Forward head posture can lead to tension headaches, neck pain and stiffness, osteoarthritis in the neck and even bone spurs.
EVERYDAY ACTIVITIES THAT CONTRIBUTE TO THIS:
Reading books/newspapers sewing/knitting
Working at a computer crafting/scrapbooking
Working at a desk cooking
Washing dishes driving
Watching television raking/shoveling
Centering Your Head Over Your Shoulders
Once you’re aware of the head-forward problem, it’s not difficult to correct. It just takes some attention. Lifting the front of your rib cage slightly not only begins to straighten the upper back, this little movement also moves your head back closer to your body’s center of gravity. From a side view your ear and shoulder should be in a straight line. When you re-position your ribcage, you dramatically change what goes on in your neck joints. They fit together the way they are supposed to once again. It will also take immediate tension off your upper back and neck muscles. The following exercise will help re-train your neck muscles and joints. Whenever you think of it throughout the day, gently pull your head back over your shoulders.
1. Brings the head back to the center of gravity; greatly relieves neck strain.
2. While standing or sitting, lift the front of your rib cage and simply pull your head back over the middle of your shoulders. Think of trying to touch an imaginary wall with the back of your neck. Don’t tip your head back.
3. Hold for ten seconds.
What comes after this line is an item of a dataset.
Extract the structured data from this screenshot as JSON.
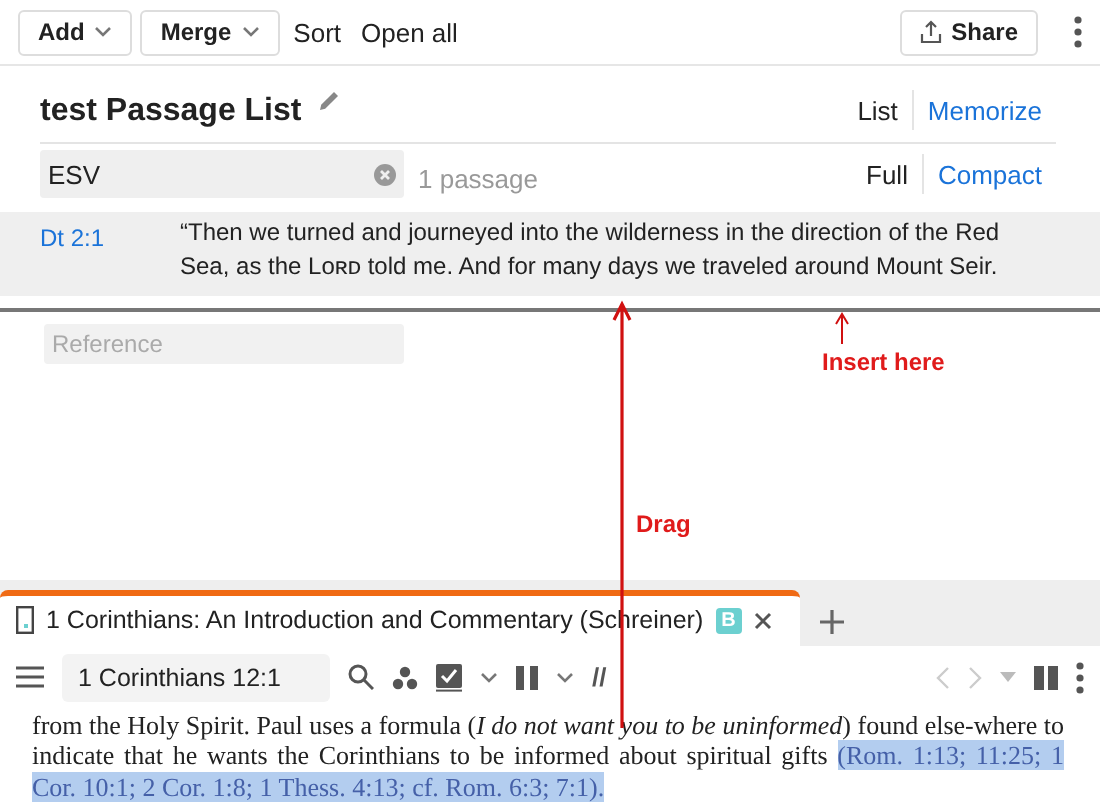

Do this many times throughout the day.
Putting Your Head in Its Place
1. Do this whenever you catch yourself with your head hanging forward; for example, whenever you catch yourself leaning over a desk, computer, or reading material.
2. Sit in a chair, but don’t rest against the back. Lift your rib cage up. Pull your belly button toward your spine.
3. Stick your chin forward then gently pull back your head and neck. Don’t tip your head back or arch your neck. Instead, pretend you’re trying to touch the back of your neck to an imaginary wall behind you.
4. Keeping your head high, feel the back of your neck gently stretch, and your upper back flatten.
5. Push down on your knees with your hands to help your back become as erect as possible. Hold for five seconds. Repeat several times.
Neck GLIDE WITH RESISTANCE
1. Slide your bottom all the way to the back of the chair seat. Lift your rib cage up. Pull your belly button toward your spine.
2. Place your hands at the back of your head.
3. Gently, press the back of your head into your hands, using your hands as resistance.
4. Hold for 3-5 seconds then relax and repeat.